__What you will do__:
Where does the word "shared" occur in the data below? Copy each line that holds it.

__Input records__:

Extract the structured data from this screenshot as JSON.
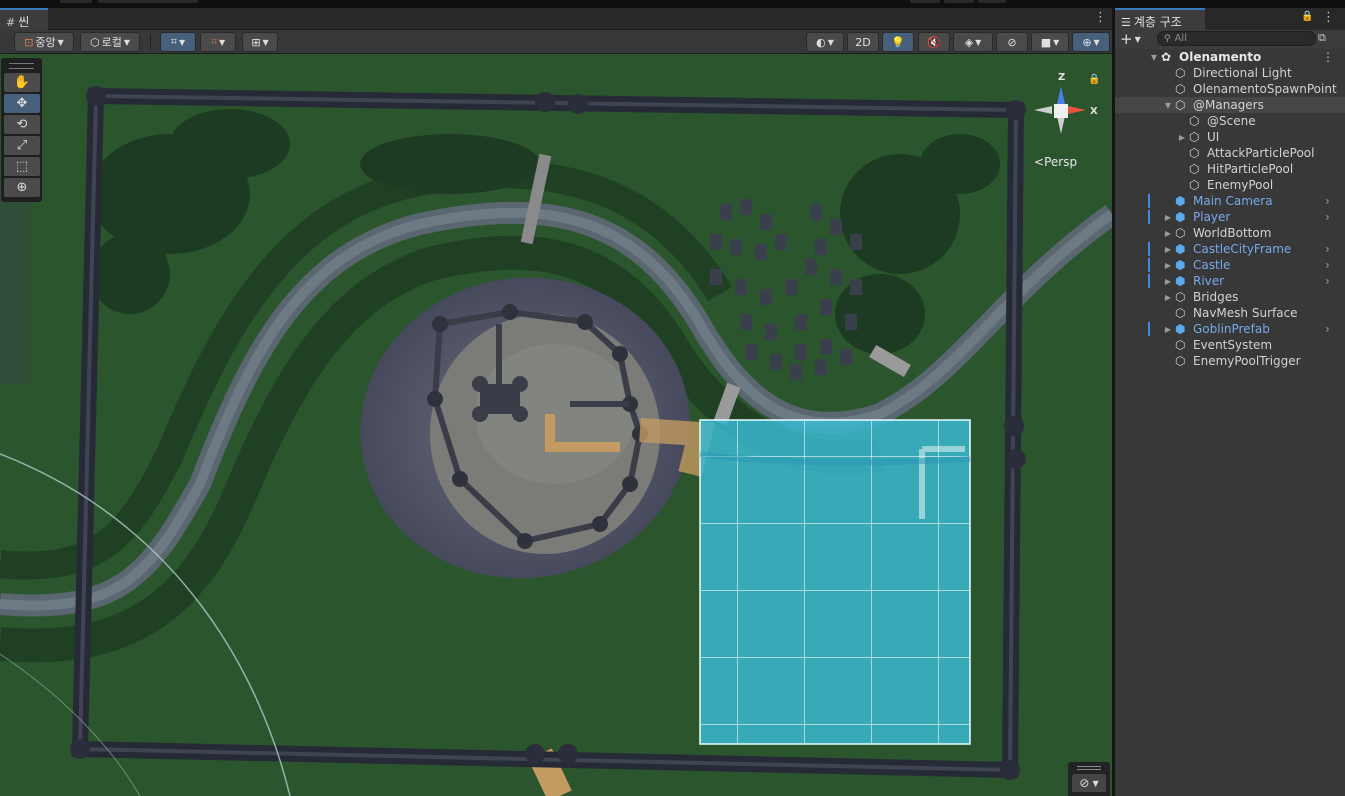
{
  "scene_panel": {
    "tab_title": "씬",
    "tab_icon": "grid-icon",
    "toolbar": {
      "pivot_label": "중앙",
      "space_label": "로컬",
      "view_2d_label": "2D"
    },
    "gizmo": {
      "axis_y": "Z",
      "axis_x": "X",
      "projection": "Persp"
    },
    "tools": [
      "hand-tool",
      "move-tool",
      "rotate-tool",
      "scale-tool",
      "rect-tool",
      "transform-tool"
    ]
  },
  "hierarchy": {
    "tab_title": "계층 구조",
    "search_placeholder": "All",
    "scene_name": "Olenamento",
    "items": [
      {
        "label": "Directional Light",
        "prefab": false,
        "expandable": false,
        "level": 1
      },
      {
        "label": "OlenamentoSpawnPoint",
        "prefab": false,
        "expandable": false,
        "level": 1
      },
      {
        "label": "@Managers",
        "prefab": false,
        "expandable": true,
        "expanded": true,
        "level": 1
      },
      {
        "label": "@Scene",
        "prefab": false,
        "expandable": false,
        "level": 2
      },
      {
        "label": "UI",
        "prefab": false,
        "expandable": true,
        "level": 2
      },
      {
        "label": "AttackParticlePool",
        "prefab": false,
        "expandable": false,
        "level": 2
      },
      {
        "label": "HitParticlePool",
        "prefab": false,
        "expandable": false,
        "level": 2
      },
      {
        "label": "EnemyPool",
        "prefab": false,
        "expandable": false,
        "level": 2
      },
      {
        "label": "Main Camera",
        "prefab": true,
        "expandable": false,
        "level": 1
      },
      {
        "label": "Player",
        "prefab": true,
        "expandable": true,
        "level": 1
      },
      {
        "label": "WorldBottom",
        "prefab": false,
        "expandable": true,
        "level": 1
      },
      {
        "label": "CastleCityFrame",
        "prefab": true,
        "expandable": true,
        "level": 1
      },
      {
        "label": "Castle",
        "prefab": true,
        "expandable": true,
        "level": 1
      },
      {
        "label": "River",
        "prefab": true,
        "expandable": true,
        "level": 1
      },
      {
        "label": "Bridges",
        "prefab": false,
        "expandable": true,
        "level": 1
      },
      {
        "label": "NavMesh Surface",
        "prefab": false,
        "expandable": false,
        "level": 1
      },
      {
        "label": "GoblinPrefab",
        "prefab": true,
        "expandable": true,
        "level": 1
      },
      {
        "label": "EventSystem",
        "prefab": false,
        "expandable": false,
        "level": 1
      },
      {
        "label": "EnemyPoolTrigger",
        "prefab": false,
        "expandable": false,
        "level": 1
      }
    ]
  },
  "colors": {
    "accent": "#3a79bb",
    "prefab_blue": "#7aa8e8",
    "water_overlay": "#3ab8d0",
    "grass": "#2d5a2e"
  }
}
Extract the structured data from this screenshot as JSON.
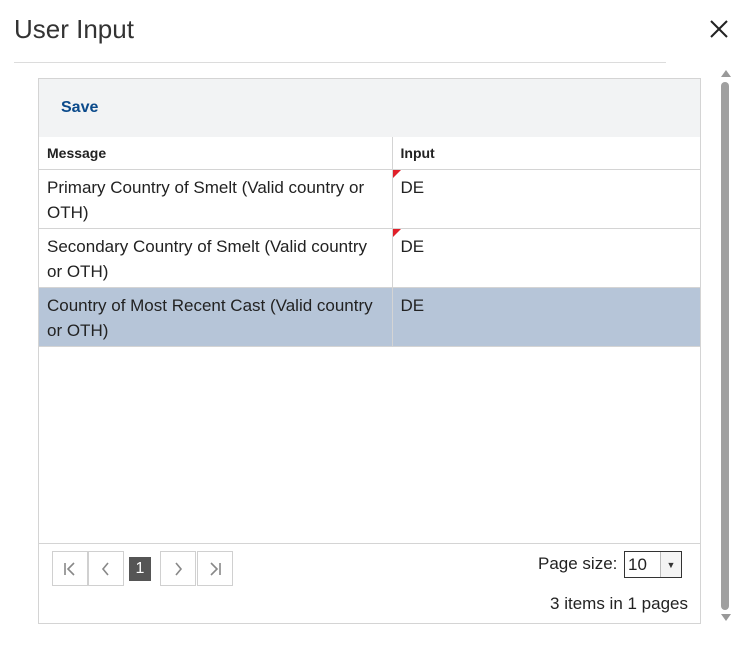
{
  "dialog": {
    "title": "User Input",
    "close_icon": "close-icon"
  },
  "toolbar": {
    "save_label": "Save"
  },
  "grid": {
    "columns": [
      "Message",
      "Input"
    ],
    "rows": [
      {
        "message": "Primary Country of Smelt (Valid country or OTH)",
        "input": "DE",
        "dirty": true
      },
      {
        "message": "Secondary Country of Smelt (Valid country or OTH)",
        "input": "DE",
        "dirty": true
      },
      {
        "message": "Country of Most Recent Cast (Valid country or OTH)",
        "input": "DE",
        "dirty": false,
        "selected": true
      }
    ],
    "dirty_color": "#e0202a",
    "selected_color": "#b6c5d8"
  },
  "pager": {
    "current_page": "1",
    "page_size_label": "Page size:",
    "page_size": "10",
    "info": "3 items in 1 pages",
    "icons": [
      "first-page-icon",
      "prev-page-icon",
      "next-page-icon",
      "last-page-icon"
    ]
  }
}
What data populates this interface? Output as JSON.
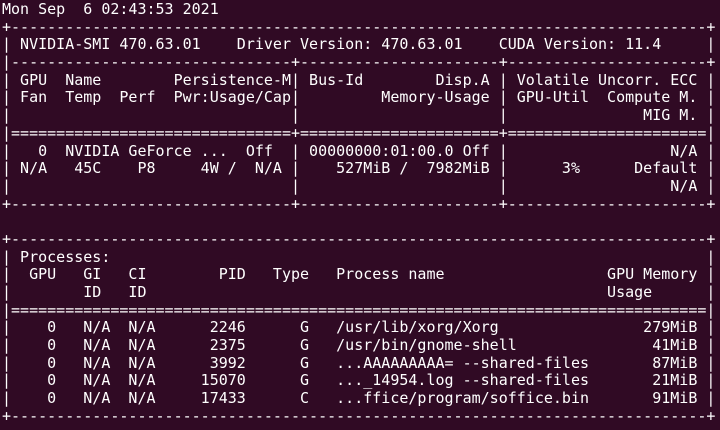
{
  "terminal": {
    "background_color": "#300a24",
    "text_color": "#ffffff",
    "timestamp": "Mon Sep  6 02:43:53 2021",
    "gpu_table": [
      "+-----------------------------------------------------------------------------+",
      "| NVIDIA-SMI 470.63.01    Driver Version: 470.63.01    CUDA Version: 11.4     |",
      "|-------------------------------+----------------------+----------------------+",
      "| GPU  Name        Persistence-M| Bus-Id        Disp.A | Volatile Uncorr. ECC |",
      "| Fan  Temp  Perf  Pwr:Usage/Cap|         Memory-Usage | GPU-Util  Compute M. |",
      "|                               |                      |               MIG M. |",
      "|===============================+======================+======================|",
      "|   0  NVIDIA GeForce ...  Off  | 00000000:01:00.0 Off |                  N/A |",
      "| N/A   45C    P8     4W /  N/A |    527MiB /  7982MiB |      3%      Default |",
      "|                               |                      |                  N/A |",
      "+-------------------------------+----------------------+----------------------+"
    ],
    "processes_table": [
      "+-----------------------------------------------------------------------------+",
      "| Processes:                                                                  |",
      "|  GPU   GI   CI        PID   Type   Process name                  GPU Memory |",
      "|        ID   ID                                                   Usage      |",
      "|=============================================================================|",
      "|    0   N/A  N/A      2246      G   /usr/lib/xorg/Xorg                279MiB |",
      "|    0   N/A  N/A      2375      G   /usr/bin/gnome-shell               41MiB |",
      "|    0   N/A  N/A      3992      G   ...AAAAAAAAA= --shared-files       87MiB |",
      "|    0   N/A  N/A     15070      G   ..._14954.log --shared-files       21MiB |",
      "|    0   N/A  N/A     17433      C   ...ffice/program/soffice.bin       91MiB |",
      "+-----------------------------------------------------------------------------+"
    ]
  }
}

__Written reply__:
      "|    0   N/A  N/A      3992      G   ...AAAAAAAAA= --shared-files       87MiB |",
      "|    0   N/A  N/A     15070      G   ..._14954.log --shared-files       21MiB |",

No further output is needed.